More Kenny Blogging
I haven't seen this online but Lang sent it to the wsba listserv so I assume it's ok to post. Lang, if not let me know and I'll remove it. I'm posting it because I think it's well written and is a needed counterpoint to the really disappointing responses, especially the one from Phil Miller. How is someone who cheated and honroable person?
I sent my response to Kenny's apology to the WSBA list yesterday. For some reason it hasn't gone through yet. Here is what I wrote.
I'm surprised and disappointed by this news. I'm disappointed in Kenny and maybe even more disappointed in the responses to his apology. Phil in particular, as a "UCI commissaire," I am deeply disturbed by your response. In his email Kenny admits taking a banned substance (DHEA). He admits purchasing and using this substance of his own volition. He knew exactly what he was doing and he knew it was against the rules (in a well-publicized incident in April, Tyler Hamilton tested positive for DHEA).
So let's be honest - he cheated.
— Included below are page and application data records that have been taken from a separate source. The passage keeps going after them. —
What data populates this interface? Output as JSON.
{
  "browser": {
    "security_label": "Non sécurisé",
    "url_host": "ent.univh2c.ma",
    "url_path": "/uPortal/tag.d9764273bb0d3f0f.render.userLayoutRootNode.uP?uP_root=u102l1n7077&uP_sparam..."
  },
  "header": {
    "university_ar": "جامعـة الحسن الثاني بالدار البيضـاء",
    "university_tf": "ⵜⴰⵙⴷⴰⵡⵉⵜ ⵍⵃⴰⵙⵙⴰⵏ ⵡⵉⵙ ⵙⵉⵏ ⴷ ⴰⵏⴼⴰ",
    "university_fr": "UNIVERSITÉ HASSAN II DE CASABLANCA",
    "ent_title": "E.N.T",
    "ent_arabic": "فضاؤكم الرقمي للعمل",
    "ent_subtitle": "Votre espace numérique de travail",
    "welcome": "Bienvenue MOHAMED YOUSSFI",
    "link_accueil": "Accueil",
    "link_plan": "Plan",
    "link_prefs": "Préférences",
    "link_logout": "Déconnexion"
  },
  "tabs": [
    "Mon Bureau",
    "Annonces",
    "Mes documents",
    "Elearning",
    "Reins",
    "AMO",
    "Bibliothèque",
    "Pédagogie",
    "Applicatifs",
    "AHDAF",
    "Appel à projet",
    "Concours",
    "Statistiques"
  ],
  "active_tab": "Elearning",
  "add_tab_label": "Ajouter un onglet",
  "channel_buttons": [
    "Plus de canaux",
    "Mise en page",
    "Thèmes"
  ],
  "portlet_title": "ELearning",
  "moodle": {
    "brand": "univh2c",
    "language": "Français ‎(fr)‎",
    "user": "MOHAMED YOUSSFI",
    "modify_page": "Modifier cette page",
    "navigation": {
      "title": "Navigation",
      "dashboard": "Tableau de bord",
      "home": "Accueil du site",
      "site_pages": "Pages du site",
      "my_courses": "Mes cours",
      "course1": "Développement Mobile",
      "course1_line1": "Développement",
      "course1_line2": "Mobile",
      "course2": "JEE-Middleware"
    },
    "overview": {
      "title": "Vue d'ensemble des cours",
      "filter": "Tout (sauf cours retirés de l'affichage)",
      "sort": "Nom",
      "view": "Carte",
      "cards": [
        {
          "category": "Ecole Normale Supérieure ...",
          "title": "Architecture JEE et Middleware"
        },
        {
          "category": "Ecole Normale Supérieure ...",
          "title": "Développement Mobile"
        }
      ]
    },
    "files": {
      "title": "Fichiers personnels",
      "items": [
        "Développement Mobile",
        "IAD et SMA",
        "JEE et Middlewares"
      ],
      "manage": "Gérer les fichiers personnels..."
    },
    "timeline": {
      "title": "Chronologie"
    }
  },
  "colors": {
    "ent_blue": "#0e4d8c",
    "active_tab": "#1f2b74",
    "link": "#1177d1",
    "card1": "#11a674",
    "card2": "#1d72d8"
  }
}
He got caught, and apologized only after getting caught. The fact that he admitted several months after the fact and when faced with the positive test is disingenuous at best. I suppose in some pseudo-morality twisted by the previous transgressions of other cheating athletes it is better than denying you have cheated, but in reality cheating is never acceptable.
For those who choose to take banned substances there must be appropriate consequences. Immediate acceptance back into the fold simply for apologizing (after getting caught) is not appropriate. In addition to the two national championships he won in August, Kenny has taken something away from the countless clean athletes who work as hard as possible every day and destroy themselves in races to achieve the best of their ability, something essential to this sport that cannot be given back. Doping in cycling cannot continue and must not be tolerated to any extent.
Scott, you speak of "fairness" and Phil of "honor." It's incredibly offensive that you would use these terms in response to a doping violation; neither fairness nor honor are served by anything about this hollow post facto apology.
Kenny, as a person I wish you all the best. As an athlete, I cannot accept your violation of the privilege of competition.